For Latinx Heritage Month, we're celebrating the achievements of Latina women in STEM and are so excited to highlight chemical engineer and former Director of Engineering at NASA's Glenn Research Center, Olga D. González-Sanabria.
Olga D. González-Sanabria Coloring Page!
You might be wondering what Olga is pictured with in the coloring page. It's the International Space Station and the batteries that keep it up and running! González-Sanabria developed the batteries - technically known as long cycle-life nickel-hydrogen batteries - during the 1980s while working with NASA, which essentially made the ISS possible.
Born and raised in Puerto Rico, González-Sanabria completed her M.S. in chemical engineering at the University of Toledo in Ohio. Her career at NASA began shortly thereafter. There, she developed the long cycle-life nickel-hydrogen battery and rose through the ranks to become one of the agency's highest-ranking Latinx scientists.
González-Sanabria is passionate about mentoring the next generation of scientists and engineers, particularly young women. In a recent interview for All Together, the blog of the Society of Women Engineers (SWE), she recounts that the biggest challenge she encountered as a woman in STEM was "being heard" and encouraged young women to "be more assertive, document your progress and achievements.
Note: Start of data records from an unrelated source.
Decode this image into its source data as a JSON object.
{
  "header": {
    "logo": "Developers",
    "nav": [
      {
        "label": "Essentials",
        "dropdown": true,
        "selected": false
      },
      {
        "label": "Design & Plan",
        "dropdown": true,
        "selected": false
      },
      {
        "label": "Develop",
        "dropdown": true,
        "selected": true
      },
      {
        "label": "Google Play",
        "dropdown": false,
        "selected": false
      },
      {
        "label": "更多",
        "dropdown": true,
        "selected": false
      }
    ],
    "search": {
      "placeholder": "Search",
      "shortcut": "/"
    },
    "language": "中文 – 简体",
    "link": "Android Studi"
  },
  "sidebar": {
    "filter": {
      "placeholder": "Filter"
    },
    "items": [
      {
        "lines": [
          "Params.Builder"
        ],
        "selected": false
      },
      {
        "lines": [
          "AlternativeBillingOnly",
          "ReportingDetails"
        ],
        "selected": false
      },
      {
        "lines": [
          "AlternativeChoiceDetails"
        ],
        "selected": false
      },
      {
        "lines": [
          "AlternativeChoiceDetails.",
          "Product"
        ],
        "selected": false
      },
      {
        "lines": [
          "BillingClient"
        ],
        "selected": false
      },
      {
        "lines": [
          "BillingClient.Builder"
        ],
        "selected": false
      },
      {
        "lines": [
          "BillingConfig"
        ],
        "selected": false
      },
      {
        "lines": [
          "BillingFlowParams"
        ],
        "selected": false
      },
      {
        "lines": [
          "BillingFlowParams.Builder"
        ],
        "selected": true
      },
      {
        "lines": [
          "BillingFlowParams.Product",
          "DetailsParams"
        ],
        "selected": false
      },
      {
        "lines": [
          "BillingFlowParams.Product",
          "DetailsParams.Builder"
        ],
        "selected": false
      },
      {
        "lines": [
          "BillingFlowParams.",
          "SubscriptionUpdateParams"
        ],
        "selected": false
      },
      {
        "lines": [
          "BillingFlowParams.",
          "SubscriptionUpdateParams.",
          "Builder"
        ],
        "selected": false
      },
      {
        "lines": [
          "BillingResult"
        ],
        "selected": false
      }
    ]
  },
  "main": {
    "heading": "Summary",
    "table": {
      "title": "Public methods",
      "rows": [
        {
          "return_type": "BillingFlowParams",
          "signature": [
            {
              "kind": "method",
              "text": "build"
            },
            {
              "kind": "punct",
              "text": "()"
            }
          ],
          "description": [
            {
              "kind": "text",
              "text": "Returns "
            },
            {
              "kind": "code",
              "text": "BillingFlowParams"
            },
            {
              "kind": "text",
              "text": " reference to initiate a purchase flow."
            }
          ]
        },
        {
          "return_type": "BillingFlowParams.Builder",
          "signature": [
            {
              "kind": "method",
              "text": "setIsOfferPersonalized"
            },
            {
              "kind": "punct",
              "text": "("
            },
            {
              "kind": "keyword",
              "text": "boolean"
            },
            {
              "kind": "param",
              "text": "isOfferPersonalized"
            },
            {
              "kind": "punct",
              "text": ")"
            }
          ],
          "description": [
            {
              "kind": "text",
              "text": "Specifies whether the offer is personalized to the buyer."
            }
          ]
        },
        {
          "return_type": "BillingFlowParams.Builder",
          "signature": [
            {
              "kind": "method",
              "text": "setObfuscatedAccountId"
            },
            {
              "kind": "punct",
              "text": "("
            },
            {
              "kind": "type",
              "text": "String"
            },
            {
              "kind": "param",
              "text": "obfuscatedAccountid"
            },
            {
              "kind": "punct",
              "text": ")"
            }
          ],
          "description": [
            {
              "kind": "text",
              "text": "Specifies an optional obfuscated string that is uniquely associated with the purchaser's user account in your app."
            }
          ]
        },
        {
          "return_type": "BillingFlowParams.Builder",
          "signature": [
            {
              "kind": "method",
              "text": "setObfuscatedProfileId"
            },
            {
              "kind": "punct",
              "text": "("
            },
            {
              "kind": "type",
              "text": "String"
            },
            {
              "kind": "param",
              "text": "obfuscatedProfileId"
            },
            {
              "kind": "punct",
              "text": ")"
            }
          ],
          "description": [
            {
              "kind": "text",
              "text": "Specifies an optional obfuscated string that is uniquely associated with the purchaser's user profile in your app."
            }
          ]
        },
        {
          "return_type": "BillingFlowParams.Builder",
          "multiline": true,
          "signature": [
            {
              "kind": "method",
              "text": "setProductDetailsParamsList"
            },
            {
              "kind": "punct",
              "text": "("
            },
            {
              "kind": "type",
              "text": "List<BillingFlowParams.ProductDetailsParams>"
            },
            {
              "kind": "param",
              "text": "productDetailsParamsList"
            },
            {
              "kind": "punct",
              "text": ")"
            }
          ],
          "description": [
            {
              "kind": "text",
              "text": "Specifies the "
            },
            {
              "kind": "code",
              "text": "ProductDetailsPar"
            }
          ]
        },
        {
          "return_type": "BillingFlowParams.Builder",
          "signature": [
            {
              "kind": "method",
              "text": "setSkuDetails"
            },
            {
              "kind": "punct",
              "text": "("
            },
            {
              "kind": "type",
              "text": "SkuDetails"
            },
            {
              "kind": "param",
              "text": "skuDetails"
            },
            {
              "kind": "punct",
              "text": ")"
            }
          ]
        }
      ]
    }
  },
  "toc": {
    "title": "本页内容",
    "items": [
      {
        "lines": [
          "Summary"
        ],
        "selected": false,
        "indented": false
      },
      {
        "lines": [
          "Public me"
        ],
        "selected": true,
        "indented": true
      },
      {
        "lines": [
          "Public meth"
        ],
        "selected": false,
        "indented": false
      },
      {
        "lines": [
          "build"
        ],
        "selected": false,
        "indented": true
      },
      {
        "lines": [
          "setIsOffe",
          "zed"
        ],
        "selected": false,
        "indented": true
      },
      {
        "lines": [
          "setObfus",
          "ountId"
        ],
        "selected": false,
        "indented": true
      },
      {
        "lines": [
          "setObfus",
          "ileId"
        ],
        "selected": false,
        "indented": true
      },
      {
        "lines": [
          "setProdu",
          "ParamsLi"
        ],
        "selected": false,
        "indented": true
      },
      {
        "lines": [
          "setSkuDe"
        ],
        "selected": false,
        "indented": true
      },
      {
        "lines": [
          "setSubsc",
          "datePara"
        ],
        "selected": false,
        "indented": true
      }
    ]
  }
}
It will help you as you move up the ladder and remind you that you are contributing to the mission."
To read González-Sanabria's full interview for All Together and the Society of Women Engineers, the world’s largest advocate and catalyst for change for women in engineering and technology, click here.